POLICE have been trained to help parents spot sexual abuse of children taking place in their own home, as a part of a new bid to drive down offending.
The Stop it now! campaign warns that youngsters are at greater risk of assault by someone they know, in their family or community, than by a convicted sex attacker living nearby.
Campaigners want parents to look out for, and be prepared to challenge, tell-tale signs of grooming or assault.
The charity behind the campaign, the Lucy Faithfull Foundation, has trained 600 officers from across Scotland on how to spot abuse. They will now pass that information on in seminars and through community work.
The foundation plans to use the same training to educate religious groups, parents’ organisations, community theatres and sports groups.
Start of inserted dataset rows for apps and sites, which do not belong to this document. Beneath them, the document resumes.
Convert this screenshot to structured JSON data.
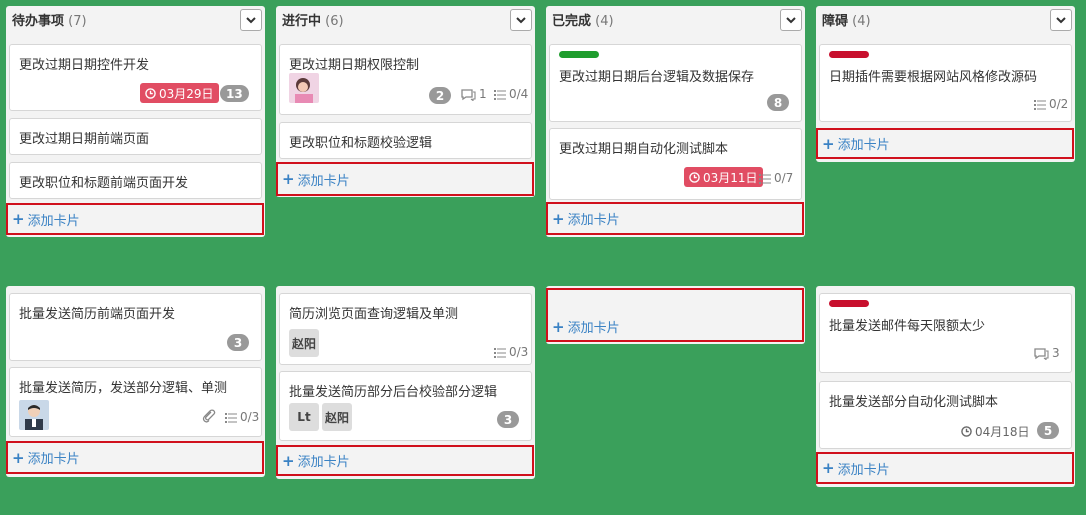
{
  "colors": {
    "background": "#3aa05b",
    "due_red": "#e14d63",
    "label_green": "#1f9d2e",
    "label_red": "#c8102e",
    "add_border": "#d0101c",
    "link_blue": "#3a82c4"
  },
  "add_card_label": "添加卡片",
  "columns": [
    {
      "title": "待办事项",
      "count": "(7)"
    },
    {
      "title": "进行中",
      "count": "(6)"
    },
    {
      "title": "已完成",
      "count": "(4)"
    },
    {
      "title": "障碍",
      "count": "(4)"
    }
  ],
  "cards": {
    "c1": {
      "title": "更改过期日期控件开发",
      "due": "03月29日",
      "count": "13"
    },
    "c2": {
      "title": "更改过期日期前端页面"
    },
    "c3": {
      "title": "更改职位和标题前端页面开发"
    },
    "c4": {
      "title": "更改过期日期权限控制",
      "count": "2",
      "comments": "1",
      "checklist": "0/4"
    },
    "c5": {
      "title": "更改职位和标题校验逻辑"
    },
    "c6": {
      "title": "更改过期日期后台逻辑及数据保存",
      "count": "8"
    },
    "c7": {
      "title": "更改过期日期自动化测试脚本",
      "due": "03月11日",
      "checklist": "0/7"
    },
    "c8": {
      "title": "日期插件需要根据网站风格修改源码",
      "checklist": "0/2"
    },
    "c9": {
      "title": "批量发送简历前端页面开发",
      "count": "3"
    },
    "c10": {
      "title": "批量发送简历，发送部分逻辑、单测",
      "checklist": "0/3"
    },
    "c11": {
      "title": "简历浏览页面查询逻辑及单测",
      "member": "赵阳",
      "checklist": "0/3"
    },
    "c12": {
      "title": "批量发送简历部分后台校验部分逻辑",
      "member1": "Lt",
      "member2": "赵阳",
      "count": "3"
    },
    "c13": {
      "title": "批量发送邮件每天限额太少",
      "comments": "3"
    },
    "c14": {
      "title": "批量发送部分自动化测试脚本",
      "due": "04月18日",
      "count": "5"
    }
  }
}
William Manson, Stop it Now! Scotland project manager, said: “We know that most abuse is committed by people who the children know in the home, not by strangers.
“So much of this goes unreported and that’s why adults need to know the signs to look out for and what to do about it. We cannot leave the child to be the one to take action.”
He added: “It is estimated that one in six children across Scotland experience sexual abuse before the age of 16.
“By working with the police we have been able to spread vital sexual abuse prevention messages at a local level within communities.”
Those who fear abuse may be taking place in their home are encouraged to share their concerns with police or someone else they trust.
Assistant Chief Constable Graham Sinclair of Lothian and Borders Police said: “A large part of the work of the police service is protecting the vulnerable in our communities.